American bike trips skyrocketed 26 percent at the height of the COVID-19 bicycling boom, but the surge was larger in small metros than big cities that liked to bike before, a new study finds.
A new study finds that commuters with access to free public transportation don't drive any less — but they do take more leisure and shopping trips than those who have to pay their own fare, which could help provide local economies with the cash they need to provide a broader range of social services over time.
Edmonton, Alberta was the first major Canadian city to end parking minimums. Here's how they did it.
So will Vision Zero get any clearer during the campaign next year? We're starting to hear from the candidates!
As New York City prepares to launch e-scooter share, Bird CEO Travis VanderZanden previews the lessons his firm has learned in its short, rollicking ride.
In short, it's a quick, cheap and easy way to create a network of low-stress cycling routes.
Apply the same L.A. Al Fresco energy to improving bus stops - for the safety and well-being of essential workers.
Washington is the Team Lead reviewing the federal Department of Transportation, National Transportation Safety Board, Amtrak, and Maritime Commission
"Groundbreaking celebrated without construction to follow had been the norm at a certain point," said Ridley-Thomas. "But no more."
Who knows, with enough political support for this idea to reduce congestion and pollution and plug the budget hole, maybe we can get congestion pricing approved in the 2022 budget.
It's not a great marketing strategy to charge a premium to use a service, get people used to using that service at level X, and then quietly lower the service quality to level Z.
Most ride-hail trips are being taken in majority-white and/or more affluent neighborhoods downtown and on the North and Northwest sides.
Oakland welcomes a new park to Brooklyn Basin. But bike access is terrible
Sorry, motoring interests, but you can't have San Francisco's coastline to yourself anymore
Advocates were dismayed that the Alameda City Council voted Tuesday to tone down a letter condemning the Oakland Alameda Access Project's (OAAP) lack of bike and pedestrian accommodations
“As the service becomes more quality and more attractive, it is going to mean more and more people will ride transit." It is going to allow Colfax to carry more people than it does today."
Marjorie Sloan has years of experience working on transportation issues in the Denver metro area. Will it help RTD get on the right path?
New York has Broadway, Chicago has Michigan Avenue, New Orleans has Bourbon Street, and Denver has Colfax. Can $20 million in Elevate Denver bond money help reclaim Colfax for people?
Yes! Magazine offers a short history and explainer for cap-and-trade and its EJ issues
"Quick-build" methods, while still new, are seeing a lot of interest in California and elsewhere.
Policy recommendations advise replicating some of California's best programs, but time is precious.
A commenter on a recent post of mine mentioned a couple of pretty common criticisms about expectations for growth in cycling and transit in Atlanta.

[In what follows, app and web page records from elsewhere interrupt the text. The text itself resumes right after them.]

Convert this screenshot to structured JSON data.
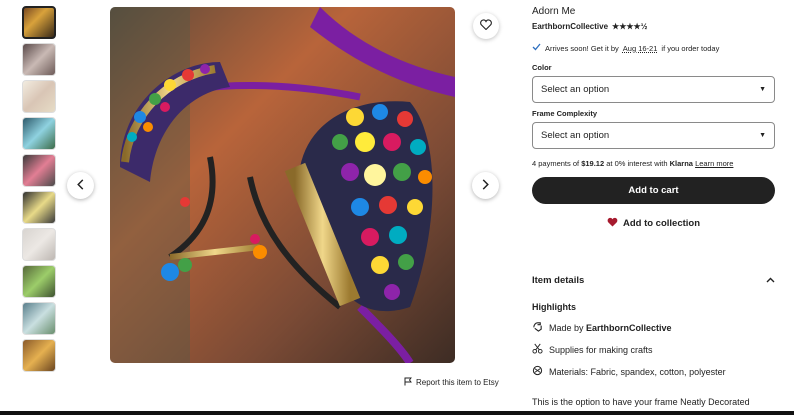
{
  "gallery": {
    "thumbnails": [
      "t1",
      "t2",
      "t3",
      "t4",
      "t5",
      "t6",
      "t7",
      "t8",
      "t9",
      "t10"
    ],
    "active_index": 0
  },
  "report_label": "Report this item to Etsy",
  "listing": {
    "title": "Adorn Me",
    "shop_name": "EarthbornCollective",
    "rating_stars": "★★★★½",
    "arrives_prefix": "Arrives soon! Get it by",
    "arrives_date": "Aug 16-21",
    "arrives_suffix": "if you order today"
  },
  "options": {
    "color_label": "Color",
    "color_value": "Select an option",
    "frame_label": "Frame Complexity",
    "frame_value": "Select an option"
  },
  "payment": {
    "prefix": "4 payments of",
    "amount": "$19.12",
    "middle": "at 0% interest with",
    "provider": "Klarna",
    "learn_more": "Learn more"
  },
  "actions": {
    "add_to_cart": "Add to cart",
    "add_to_collection": "Add to collection"
  },
  "details": {
    "heading": "Item details",
    "highlights_heading": "Highlights",
    "made_by_prefix": "Made by",
    "made_by_shop": "EarthbornCollective",
    "supplies": "Supplies for making crafts",
    "materials": "Materials: Fabric, spandex, cotton, polyester",
    "description": "This is the option to have your frame Neatly Decorated"
  },
  "colors": {
    "primary_button": "#222222",
    "heart": "#a61a2e"
  }
}
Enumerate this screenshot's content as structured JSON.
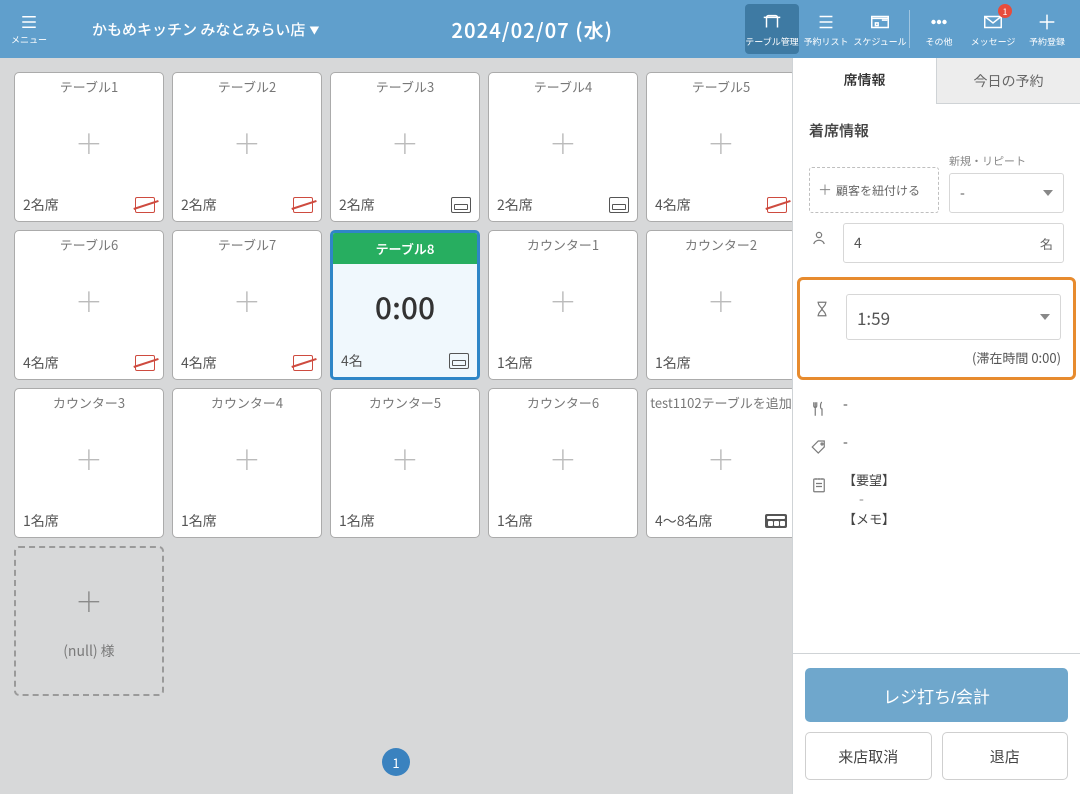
{
  "header": {
    "menu_label": "メニュー",
    "store_name": "かもめキッチン みなとみらい店",
    "date": "2024/02/07 (水)",
    "nav": {
      "table": "テーブル管理",
      "list": "予約リスト",
      "schedule": "スケジュール",
      "other": "その他",
      "message": "メッセージ",
      "message_badge": "1",
      "add": "予約登録"
    }
  },
  "tables": [
    {
      "name": "テーブル1",
      "seats": "2名席",
      "icon": "nosmoke"
    },
    {
      "name": "テーブル2",
      "seats": "2名席",
      "icon": "nosmoke"
    },
    {
      "name": "テーブル3",
      "seats": "2名席",
      "icon": "seat"
    },
    {
      "name": "テーブル4",
      "seats": "2名席",
      "icon": "seat"
    },
    {
      "name": "テーブル5",
      "seats": "4名席",
      "icon": "nosmoke"
    },
    {
      "name": "テーブル6",
      "seats": "4名席",
      "icon": "nosmoke"
    },
    {
      "name": "テーブル7",
      "seats": "4名席",
      "icon": "nosmoke"
    },
    {
      "name": "テーブル8",
      "seats_sel": "4名",
      "time": "0:00",
      "icon": "seat",
      "selected": true
    },
    {
      "name": "カウンター1",
      "seats": "1名席"
    },
    {
      "name": "カウンター2",
      "seats": "1名席"
    },
    {
      "name": "カウンター3",
      "seats": "1名席"
    },
    {
      "name": "カウンター4",
      "seats": "1名席"
    },
    {
      "name": "カウンター5",
      "seats": "1名席"
    },
    {
      "name": "カウンター6",
      "seats": "1名席"
    },
    {
      "name": "test1102テーブルを追加",
      "seats": "4～8名席",
      "icon": "seatb"
    }
  ],
  "waiting_label": "(null) 様",
  "page": "1",
  "side": {
    "tab_info": "席情報",
    "tab_today": "今日の予約",
    "section_title": "着席情報",
    "link_customer": "顧客を紐付ける",
    "repeat_label": "新規・リピート",
    "repeat_value": "-",
    "party_value": "4",
    "party_suffix": "名",
    "stay_value": "1:59",
    "stay_note": "(滞在時間 0:00)",
    "course_value": "-",
    "tag_value": "-",
    "req_label": "【要望】",
    "req_value": "-",
    "memo_label": "【メモ】",
    "btn_primary": "レジ打ち/会計",
    "btn_cancel": "来店取消",
    "btn_close": "退店"
  }
}
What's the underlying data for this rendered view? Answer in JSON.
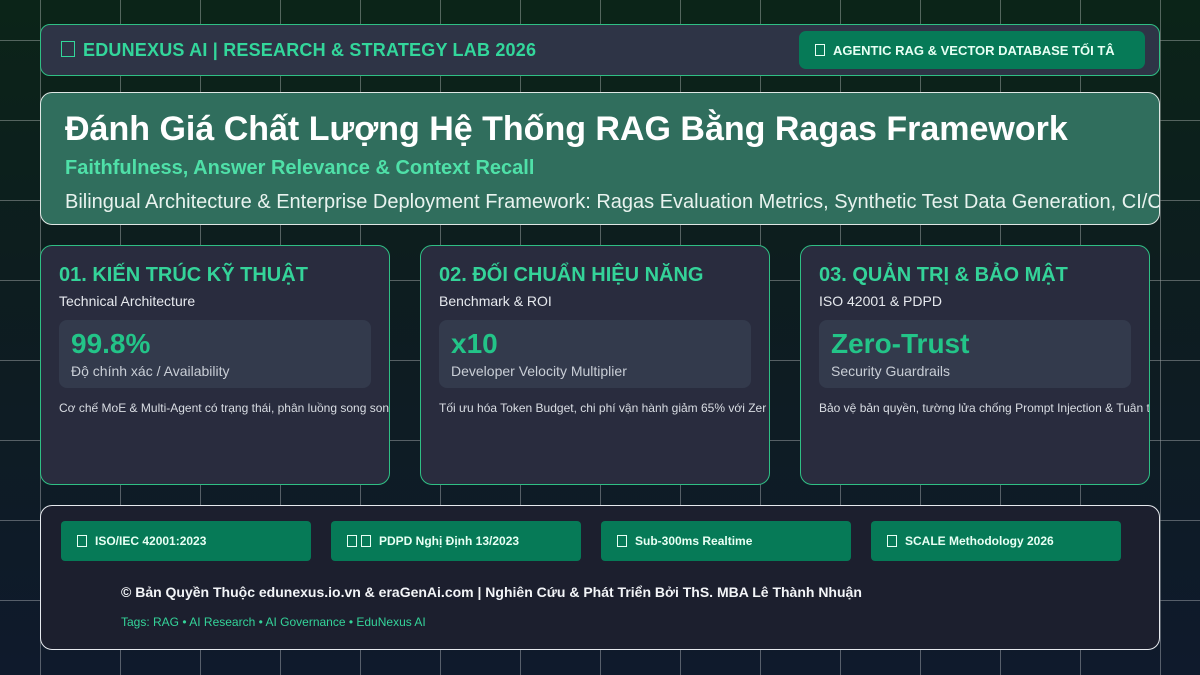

How can we stop design and planning mistakes from damaging our city? Part 2 in a series of illustrated essays on urban design.
There is a way to get to the Braves stadium by using Cobb County’s transit service. But that service is nowhere near as extensive as MARTA and doesn’t meet the needs of the people who live in suburban poverty.
The past year has been eventful, to say least, for public transit in Northeast Ohio.
We’re officially in the middle of the holiday season, which can only mean one thing – that’s right, the 5-year American Community Survey (ACS) data for 2016 came out last week.
Four candidates will be interviewed to be the next CEO of the Central Ohio Transit Authority.
If you haven’t yet heard of Great Rivers Greenway (GRG) or specifically the Chouteau Greenway, you’re missing out on one of the most exciting developments planned in St. Louis.
Former St. Louis treasurer Larry Williams reminds me of a small town version of New York's Robert Moses (1888-1981), using the state legislature to give him money and power while also remaining free of oversight.
How much do people in Missouri bicycle? Is the amount of bicycling in Missouri growing? How to Missouri communities compare with other U.S. cities and with major cities of the world?
Not every tower in downtown Austin looks exactly the same, but there is one defining characteristic that describes almost all of them: parking. Most towers rest on top of what they call in the industry a parking plinth, the tower base where folks store their cars.
Irascible, ornery, unconventional, Pedestrian Pete pushed Houston to be better and embrace walkable urbanism.
Rendering of New Hope Housing project on Harrisburg. Courtesy: GSMA.The urban ambitions of our government leaders — so easy to dismiss in the past as nice words with no budget — may get a serious infusion of funds because of Harvey. The Texas delegation that Governor Abbott took to Washington D.C. lobbied for $61 billion beyond what the state already expects to receive from […]